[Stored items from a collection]
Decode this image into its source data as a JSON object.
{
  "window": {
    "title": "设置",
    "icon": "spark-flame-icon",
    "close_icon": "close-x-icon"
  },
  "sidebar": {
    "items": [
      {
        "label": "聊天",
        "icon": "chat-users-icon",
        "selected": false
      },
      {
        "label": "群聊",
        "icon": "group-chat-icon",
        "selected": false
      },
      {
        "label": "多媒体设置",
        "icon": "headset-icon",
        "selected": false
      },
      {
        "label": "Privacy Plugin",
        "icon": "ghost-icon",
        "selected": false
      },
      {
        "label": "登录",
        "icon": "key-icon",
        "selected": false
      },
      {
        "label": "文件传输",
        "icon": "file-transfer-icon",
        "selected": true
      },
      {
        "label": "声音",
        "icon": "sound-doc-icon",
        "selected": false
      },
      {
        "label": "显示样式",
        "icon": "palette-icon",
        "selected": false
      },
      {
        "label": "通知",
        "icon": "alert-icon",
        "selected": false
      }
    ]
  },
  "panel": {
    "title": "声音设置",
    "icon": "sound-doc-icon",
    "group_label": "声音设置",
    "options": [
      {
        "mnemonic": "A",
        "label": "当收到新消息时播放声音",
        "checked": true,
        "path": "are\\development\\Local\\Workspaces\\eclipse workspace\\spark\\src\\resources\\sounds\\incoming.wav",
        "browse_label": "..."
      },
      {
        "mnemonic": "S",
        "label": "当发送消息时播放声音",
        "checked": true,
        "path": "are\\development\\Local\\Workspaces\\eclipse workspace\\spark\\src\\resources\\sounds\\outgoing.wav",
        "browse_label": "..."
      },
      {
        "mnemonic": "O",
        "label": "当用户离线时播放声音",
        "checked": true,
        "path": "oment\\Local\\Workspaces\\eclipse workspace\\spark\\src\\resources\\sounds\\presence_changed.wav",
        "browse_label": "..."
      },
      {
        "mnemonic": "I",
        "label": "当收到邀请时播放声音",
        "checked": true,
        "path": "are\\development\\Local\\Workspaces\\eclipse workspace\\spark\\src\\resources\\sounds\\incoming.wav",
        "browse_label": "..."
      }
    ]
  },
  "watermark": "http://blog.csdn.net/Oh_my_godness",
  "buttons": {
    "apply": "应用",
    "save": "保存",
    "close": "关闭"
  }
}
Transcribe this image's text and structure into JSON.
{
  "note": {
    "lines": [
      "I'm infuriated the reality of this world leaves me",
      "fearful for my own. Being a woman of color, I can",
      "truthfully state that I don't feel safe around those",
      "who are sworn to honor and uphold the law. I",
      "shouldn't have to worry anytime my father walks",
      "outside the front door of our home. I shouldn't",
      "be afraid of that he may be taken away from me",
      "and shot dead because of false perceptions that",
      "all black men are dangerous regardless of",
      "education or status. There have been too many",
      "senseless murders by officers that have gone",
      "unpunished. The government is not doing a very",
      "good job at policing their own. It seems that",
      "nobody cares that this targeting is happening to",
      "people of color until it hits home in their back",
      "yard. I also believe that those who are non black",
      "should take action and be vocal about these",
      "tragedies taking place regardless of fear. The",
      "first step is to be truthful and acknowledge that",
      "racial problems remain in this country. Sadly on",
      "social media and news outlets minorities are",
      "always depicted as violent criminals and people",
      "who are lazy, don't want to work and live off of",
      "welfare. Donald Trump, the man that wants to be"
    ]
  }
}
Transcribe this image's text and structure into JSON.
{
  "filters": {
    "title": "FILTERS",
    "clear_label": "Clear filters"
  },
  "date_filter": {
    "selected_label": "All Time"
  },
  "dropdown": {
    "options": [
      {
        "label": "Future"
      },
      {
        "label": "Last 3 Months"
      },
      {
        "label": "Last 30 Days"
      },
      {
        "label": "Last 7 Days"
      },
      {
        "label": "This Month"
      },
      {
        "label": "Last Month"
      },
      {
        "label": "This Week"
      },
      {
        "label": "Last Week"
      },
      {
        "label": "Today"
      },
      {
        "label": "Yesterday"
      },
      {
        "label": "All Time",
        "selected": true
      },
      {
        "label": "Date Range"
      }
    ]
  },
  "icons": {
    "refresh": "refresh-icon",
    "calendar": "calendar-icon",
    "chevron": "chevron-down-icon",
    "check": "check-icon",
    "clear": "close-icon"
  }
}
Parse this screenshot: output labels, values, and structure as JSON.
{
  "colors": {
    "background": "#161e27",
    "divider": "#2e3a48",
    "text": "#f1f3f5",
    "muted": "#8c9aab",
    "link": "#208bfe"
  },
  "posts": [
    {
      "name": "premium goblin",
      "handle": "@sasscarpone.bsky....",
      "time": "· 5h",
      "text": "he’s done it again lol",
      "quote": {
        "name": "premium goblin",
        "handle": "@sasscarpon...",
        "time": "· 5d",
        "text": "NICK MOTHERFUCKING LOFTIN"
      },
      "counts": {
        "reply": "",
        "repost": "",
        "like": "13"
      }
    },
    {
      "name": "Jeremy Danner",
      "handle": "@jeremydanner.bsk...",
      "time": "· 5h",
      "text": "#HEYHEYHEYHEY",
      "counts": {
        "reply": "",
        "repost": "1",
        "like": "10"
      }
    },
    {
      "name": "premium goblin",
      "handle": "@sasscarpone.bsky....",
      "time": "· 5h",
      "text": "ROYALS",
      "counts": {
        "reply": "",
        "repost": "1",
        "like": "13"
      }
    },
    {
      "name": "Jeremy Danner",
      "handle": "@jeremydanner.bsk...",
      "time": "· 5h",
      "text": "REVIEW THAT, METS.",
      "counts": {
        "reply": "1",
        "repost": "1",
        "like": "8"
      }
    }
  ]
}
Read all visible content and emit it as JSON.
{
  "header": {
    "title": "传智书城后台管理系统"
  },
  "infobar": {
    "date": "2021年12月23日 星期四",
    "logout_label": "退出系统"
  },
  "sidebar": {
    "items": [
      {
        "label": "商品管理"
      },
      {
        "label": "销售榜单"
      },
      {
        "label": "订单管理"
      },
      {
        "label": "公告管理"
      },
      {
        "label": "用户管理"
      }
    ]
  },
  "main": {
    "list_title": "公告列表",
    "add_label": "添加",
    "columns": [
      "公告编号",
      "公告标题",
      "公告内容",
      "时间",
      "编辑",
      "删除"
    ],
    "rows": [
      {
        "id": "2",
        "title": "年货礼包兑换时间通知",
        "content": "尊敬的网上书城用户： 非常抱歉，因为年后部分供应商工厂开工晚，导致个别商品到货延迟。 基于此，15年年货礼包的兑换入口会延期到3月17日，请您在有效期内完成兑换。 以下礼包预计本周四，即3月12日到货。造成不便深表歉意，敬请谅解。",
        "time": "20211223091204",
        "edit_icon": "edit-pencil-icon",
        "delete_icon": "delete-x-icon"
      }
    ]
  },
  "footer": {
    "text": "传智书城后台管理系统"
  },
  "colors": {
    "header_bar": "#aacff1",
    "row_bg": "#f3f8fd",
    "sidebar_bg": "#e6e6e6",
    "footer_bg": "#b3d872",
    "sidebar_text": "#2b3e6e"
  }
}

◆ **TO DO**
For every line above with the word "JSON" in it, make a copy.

◆ **PROBLEM SOLUTION**
Decode this image into its source data as a JSON object.
Transcribe this image's text and structure into JSON.
Transcribe this image's text and structure into JSON.
Parse this screenshot: output labels, values, and structure as JSON.
Read all visible content and emit it as JSON.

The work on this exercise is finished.